The association Anticor was recently reproached to have received funds and support legally paid, but coming from an entrepreneur with accounts and holding companies located in Luxembourg. Should the donors and supporters of think tanks be identified?
Everything is public and online on our website. Droit & Croissance does not need much money to operate. In normal times we do not need more than 150,000 euros per year, knowing that in this budget, a very large part is used to pay the cost of organizing international conferences on the themes we cover. We are careful not to depend on any major donor and to seek funding from people whose interests are not aligned. The think tank trains young people to become lawyers in the most prestigious law firms (which defend incumbents rather than disruptors, unlike me) or to do research in the best universities in the world. In exchange, they contribute to the good functioning of the association, which allows us to have very low structural costs and thus to preserve the independence of the think tank.
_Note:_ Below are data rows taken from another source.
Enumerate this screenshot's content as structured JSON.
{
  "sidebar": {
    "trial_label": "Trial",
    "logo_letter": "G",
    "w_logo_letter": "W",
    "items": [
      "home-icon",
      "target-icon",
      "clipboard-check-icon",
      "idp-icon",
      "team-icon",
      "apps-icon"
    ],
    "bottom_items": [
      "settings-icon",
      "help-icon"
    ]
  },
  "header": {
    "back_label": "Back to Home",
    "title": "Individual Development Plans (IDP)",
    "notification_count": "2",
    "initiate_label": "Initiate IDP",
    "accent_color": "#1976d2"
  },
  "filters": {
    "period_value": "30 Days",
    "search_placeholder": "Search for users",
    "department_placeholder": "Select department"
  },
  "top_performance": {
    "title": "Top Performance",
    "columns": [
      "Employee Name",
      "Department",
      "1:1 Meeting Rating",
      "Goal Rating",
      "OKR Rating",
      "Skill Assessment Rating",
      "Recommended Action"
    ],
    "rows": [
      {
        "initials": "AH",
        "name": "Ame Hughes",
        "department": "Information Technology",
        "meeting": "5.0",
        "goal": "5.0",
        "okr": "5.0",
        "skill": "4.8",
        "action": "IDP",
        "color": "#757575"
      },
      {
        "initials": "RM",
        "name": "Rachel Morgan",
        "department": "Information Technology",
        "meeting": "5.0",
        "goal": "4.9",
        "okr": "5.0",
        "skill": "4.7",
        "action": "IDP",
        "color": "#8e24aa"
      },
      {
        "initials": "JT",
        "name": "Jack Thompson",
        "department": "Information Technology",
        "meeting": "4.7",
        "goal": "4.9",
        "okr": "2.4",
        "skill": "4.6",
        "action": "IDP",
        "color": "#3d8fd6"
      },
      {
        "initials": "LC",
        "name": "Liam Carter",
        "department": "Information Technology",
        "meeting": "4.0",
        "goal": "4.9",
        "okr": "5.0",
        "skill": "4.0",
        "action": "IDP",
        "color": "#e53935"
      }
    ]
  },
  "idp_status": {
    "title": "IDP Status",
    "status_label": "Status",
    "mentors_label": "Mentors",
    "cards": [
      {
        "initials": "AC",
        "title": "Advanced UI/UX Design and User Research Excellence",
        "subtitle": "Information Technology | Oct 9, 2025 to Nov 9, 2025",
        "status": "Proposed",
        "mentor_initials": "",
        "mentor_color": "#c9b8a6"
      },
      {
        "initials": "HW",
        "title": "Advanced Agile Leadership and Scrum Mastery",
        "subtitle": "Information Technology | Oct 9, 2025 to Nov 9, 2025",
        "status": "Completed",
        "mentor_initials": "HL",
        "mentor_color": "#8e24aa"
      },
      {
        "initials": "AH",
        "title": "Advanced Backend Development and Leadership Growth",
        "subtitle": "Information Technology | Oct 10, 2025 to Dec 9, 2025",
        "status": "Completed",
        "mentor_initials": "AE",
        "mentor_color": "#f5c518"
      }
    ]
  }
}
No one from the outside can influence our research and this leads very prestigious universities, such as Yale Law School, Toulouse School of Economics, Columbia Business School or Oxford University, to support us.
“I engaged Sophie as part of our legal team because she knows how to play 3-D chess. First, she has proven herself to be a tenacious fighter with tremendous courage and stamina. Just as important, she had developed an excellent understanding of the politics, relationships and motivation of people in government, the media and at the regulator.” Carson Block, Muddy Waters Capital.
By En-Contact Magazine